### Required work
Please reproduce every entry below without omitting a single line.

·····

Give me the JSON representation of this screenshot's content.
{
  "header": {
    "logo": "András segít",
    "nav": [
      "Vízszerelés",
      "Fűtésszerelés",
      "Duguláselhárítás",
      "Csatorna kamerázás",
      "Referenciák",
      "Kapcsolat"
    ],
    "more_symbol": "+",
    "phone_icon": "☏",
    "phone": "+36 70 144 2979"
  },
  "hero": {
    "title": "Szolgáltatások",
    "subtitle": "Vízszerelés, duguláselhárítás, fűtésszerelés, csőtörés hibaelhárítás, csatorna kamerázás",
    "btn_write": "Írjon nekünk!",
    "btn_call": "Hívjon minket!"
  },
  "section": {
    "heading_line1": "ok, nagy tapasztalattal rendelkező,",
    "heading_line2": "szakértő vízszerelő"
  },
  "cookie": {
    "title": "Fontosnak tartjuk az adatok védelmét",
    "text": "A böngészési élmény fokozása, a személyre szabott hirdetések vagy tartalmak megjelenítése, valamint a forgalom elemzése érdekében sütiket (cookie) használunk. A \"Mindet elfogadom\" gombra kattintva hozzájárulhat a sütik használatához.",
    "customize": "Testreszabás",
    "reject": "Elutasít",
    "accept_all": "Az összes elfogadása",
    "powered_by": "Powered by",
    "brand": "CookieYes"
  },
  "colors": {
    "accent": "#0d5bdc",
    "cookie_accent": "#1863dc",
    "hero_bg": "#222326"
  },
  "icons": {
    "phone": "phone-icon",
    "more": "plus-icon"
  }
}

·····

### Answer area
Give me the JSON representation of this screenshot's content.
{
  "header": {
    "logo": "András segít",
    "nav": [
      "Vízszerelés",
      "Fűtésszerelés",
      "Duguláselhárítás",
      "Csatorna kamerázás",
      "Referenciák",
      "Kapcsolat"
    ],
    "more_symbol": "+",
    "phone_icon": "☏",
    "phone": "+36 70 144 2979"
  },
  "hero": {
    "title": "Szolgáltatások",
    "subtitle": "Vízszerelés, duguláselhárítás, fűtésszerelés, csőtörés hibaelhárítás, csatorna kamerázás",
    "btn_write": "Írjon nekünk!",
    "btn_call": "Hívjon minket!"
  },
  "section": {
    "heading_line1": "ok, nagy tapasztalattal rendelkező,",
    "heading_line2": "szakértő vízszerelő"
  },
  "cookie": {
    "title": "Fontosnak tartjuk az adatok védelmét",
    "text": "A böngészési élmény fokozása, a személyre szabott hirdetések vagy tartalmak megjelenítése, valamint a forgalom elemzése érdekében sütiket (cookie) használunk. A \"Mindet elfogadom\" gombra kattintva hozzájárulhat a sütik használatához.",
    "customize": "Testreszabás",
    "reject": "Elutasít",
    "accept_all": "Az összes elfogadása",
    "powered_by": "Powered by",
    "brand": "CookieYes"
  },
  "colors": {
    "accent": "#0d5bdc",
    "cookie_accent": "#1863dc",
    "hero_bg": "#222326"
  },
  "icons": {
    "phone": "phone-icon",
    "more": "plus-icon"
  }
}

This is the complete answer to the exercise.